* [WHAT THE TASK REQUIRES]:
Word for word, repeat the data; no picture should appear in the result.

* [DATA RECORDS]:
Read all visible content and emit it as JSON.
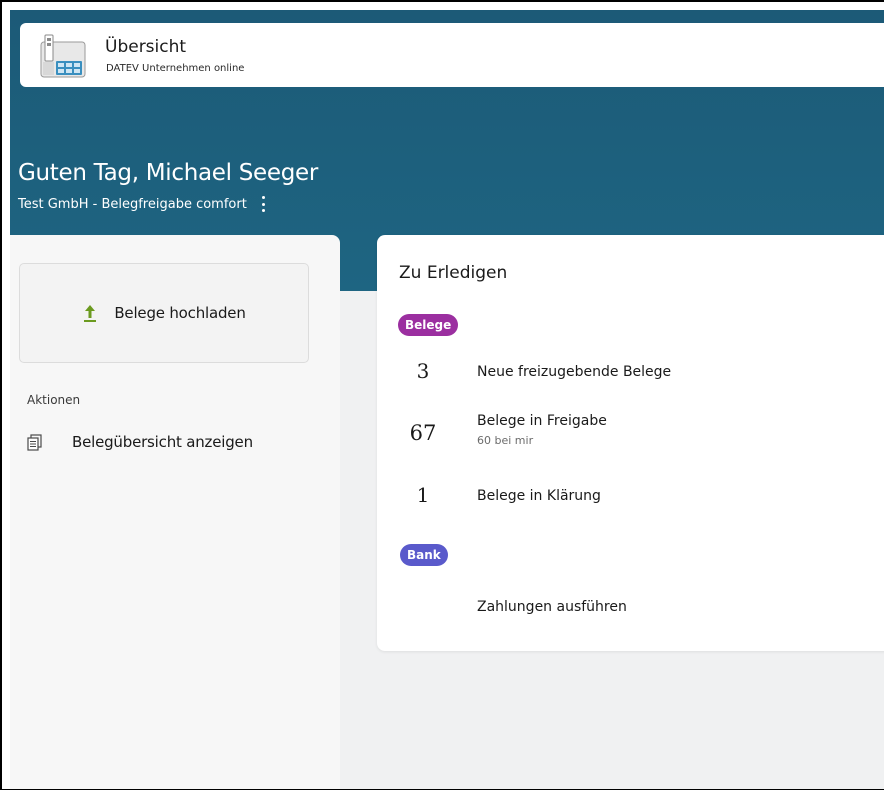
{
  "header": {
    "title": "Übersicht",
    "subtitle": "DATEV Unternehmen online",
    "icon": "datev-app-icon"
  },
  "hero": {
    "greeting": "Guten Tag, Michael Seeger",
    "company": "Test GmbH - Belegfreigabe comfort"
  },
  "sidebar": {
    "upload_label": "Belege hochladen",
    "section_label": "Aktionen",
    "actions": [
      {
        "label": "Belegübersicht anzeigen",
        "icon": "documents-icon"
      }
    ]
  },
  "todo": {
    "title": "Zu Erledigen",
    "groups": [
      {
        "badge": "Belege",
        "items": [
          {
            "count": "3",
            "label": "Neue freizugebende Belege"
          },
          {
            "count": "67",
            "label": "Belege in Freigabe",
            "sub": "60 bei mir"
          },
          {
            "count": "1",
            "label": "Belege in Klärung"
          }
        ]
      },
      {
        "badge": "Bank",
        "items": [
          {
            "count": "",
            "label": "Zahlungen ausführen"
          }
        ]
      }
    ]
  },
  "colors": {
    "hero": "#1e6582",
    "badge_belege": "#9b2fa0",
    "badge_bank": "#5a5acb",
    "upload_arrow": "#6b9a1f"
  }
}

* [OUTPUT FOR THIS EXERCISE]:
Read all visible content and emit it as JSON.
{
  "header": {
    "title": "Übersicht",
    "subtitle": "DATEV Unternehmen online",
    "icon": "datev-app-icon"
  },
  "hero": {
    "greeting": "Guten Tag, Michael Seeger",
    "company": "Test GmbH - Belegfreigabe comfort"
  },
  "sidebar": {
    "upload_label": "Belege hochladen",
    "section_label": "Aktionen",
    "actions": [
      {
        "label": "Belegübersicht anzeigen",
        "icon": "documents-icon"
      }
    ]
  },
  "todo": {
    "title": "Zu Erledigen",
    "groups": [
      {
        "badge": "Belege",
        "items": [
          {
            "count": "3",
            "label": "Neue freizugebende Belege"
          },
          {
            "count": "67",
            "label": "Belege in Freigabe",
            "sub": "60 bei mir"
          },
          {
            "count": "1",
            "label": "Belege in Klärung"
          }
        ]
      },
      {
        "badge": "Bank",
        "items": [
          {
            "count": "",
            "label": "Zahlungen ausführen"
          }
        ]
      }
    ]
  },
  "colors": {
    "hero": "#1e6582",
    "badge_belege": "#9b2fa0",
    "badge_bank": "#5a5acb",
    "upload_arrow": "#6b9a1f"
  }
}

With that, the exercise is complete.